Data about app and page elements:
*** Begin section ***
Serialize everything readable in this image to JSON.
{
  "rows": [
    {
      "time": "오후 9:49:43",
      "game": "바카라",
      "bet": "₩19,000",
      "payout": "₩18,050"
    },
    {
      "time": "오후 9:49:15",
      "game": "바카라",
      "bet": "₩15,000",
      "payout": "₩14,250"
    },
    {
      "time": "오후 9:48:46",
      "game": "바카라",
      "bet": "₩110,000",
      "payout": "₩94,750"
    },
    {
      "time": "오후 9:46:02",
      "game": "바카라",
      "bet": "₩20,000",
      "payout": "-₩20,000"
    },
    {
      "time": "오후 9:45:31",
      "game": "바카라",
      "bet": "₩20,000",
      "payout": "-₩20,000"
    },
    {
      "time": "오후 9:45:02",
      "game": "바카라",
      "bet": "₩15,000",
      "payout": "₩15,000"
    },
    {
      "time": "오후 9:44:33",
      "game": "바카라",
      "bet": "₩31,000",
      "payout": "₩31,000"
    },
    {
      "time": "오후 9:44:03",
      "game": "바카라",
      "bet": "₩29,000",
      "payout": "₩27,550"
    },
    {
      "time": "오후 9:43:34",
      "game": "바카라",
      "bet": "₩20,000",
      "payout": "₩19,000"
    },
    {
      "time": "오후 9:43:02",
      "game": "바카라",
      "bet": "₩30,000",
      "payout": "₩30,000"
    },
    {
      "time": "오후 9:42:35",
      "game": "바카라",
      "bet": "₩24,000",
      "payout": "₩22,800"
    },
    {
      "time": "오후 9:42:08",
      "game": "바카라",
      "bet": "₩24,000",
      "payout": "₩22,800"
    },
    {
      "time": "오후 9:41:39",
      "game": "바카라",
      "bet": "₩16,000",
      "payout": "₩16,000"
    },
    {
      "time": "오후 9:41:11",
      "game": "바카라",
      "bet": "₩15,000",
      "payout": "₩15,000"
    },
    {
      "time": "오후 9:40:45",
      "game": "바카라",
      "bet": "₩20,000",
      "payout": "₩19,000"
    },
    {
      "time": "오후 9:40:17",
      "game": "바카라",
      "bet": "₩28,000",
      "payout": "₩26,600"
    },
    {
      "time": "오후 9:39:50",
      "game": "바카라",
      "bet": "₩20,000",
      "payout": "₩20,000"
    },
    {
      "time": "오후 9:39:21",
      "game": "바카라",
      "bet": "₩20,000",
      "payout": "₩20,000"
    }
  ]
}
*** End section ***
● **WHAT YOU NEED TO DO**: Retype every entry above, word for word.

● **RESPONSE AREA**:
Serialize everything readable in this image to JSON.
{
  "rows": [
    {
      "time": "오후 9:49:43",
      "game": "바카라",
      "bet": "₩19,000",
      "payout": "₩18,050"
    },
    {
      "time": "오후 9:49:15",
      "game": "바카라",
      "bet": "₩15,000",
      "payout": "₩14,250"
    },
    {
      "time": "오후 9:48:46",
      "game": "바카라",
      "bet": "₩110,000",
      "payout": "₩94,750"
    },
    {
      "time": "오후 9:46:02",
      "game": "바카라",
      "bet": "₩20,000",
      "payout": "-₩20,000"
    },
    {
      "time": "오후 9:45:31",
      "game": "바카라",
      "bet": "₩20,000",
      "payout": "-₩20,000"
    },
    {
      "time": "오후 9:45:02",
      "game": "바카라",
      "bet": "₩15,000",
      "payout": "₩15,000"
    },
    {
      "time": "오후 9:44:33",
      "game": "바카라",
      "bet": "₩31,000",
      "payout": "₩31,000"
    },
    {
      "time": "오후 9:44:03",
      "game": "바카라",
      "bet": "₩29,000",
      "payout": "₩27,550"
    },
    {
      "time": "오후 9:43:34",
      "game": "바카라",
      "bet": "₩20,000",
      "payout": "₩19,000"
    },
    {
      "time": "오후 9:43:02",
      "game": "바카라",
      "bet": "₩30,000",
      "payout": "₩30,000"
    },
    {
      "time": "오후 9:42:35",
      "game": "바카라",
      "bet": "₩24,000",
      "payout": "₩22,800"
    },
    {
      "time": "오후 9:42:08",
      "game": "바카라",
      "bet": "₩24,000",
      "payout": "₩22,800"
    },
    {
      "time": "오후 9:41:39",
      "game": "바카라",
      "bet": "₩16,000",
      "payout": "₩16,000"
    },
    {
      "time": "오후 9:41:11",
      "game": "바카라",
      "bet": "₩15,000",
      "payout": "₩15,000"
    },
    {
      "time": "오후 9:40:45",
      "game": "바카라",
      "bet": "₩20,000",
      "payout": "₩19,000"
    },
    {
      "time": "오후 9:40:17",
      "game": "바카라",
      "bet": "₩28,000",
      "payout": "₩26,600"
    },
    {
      "time": "오후 9:39:50",
      "game": "바카라",
      "bet": "₩20,000",
      "payout": "₩20,000"
    },
    {
      "time": "오후 9:39:21",
      "game": "바카라",
      "bet": "₩20,000",
      "payout": "₩20,000"
    }
  ]
}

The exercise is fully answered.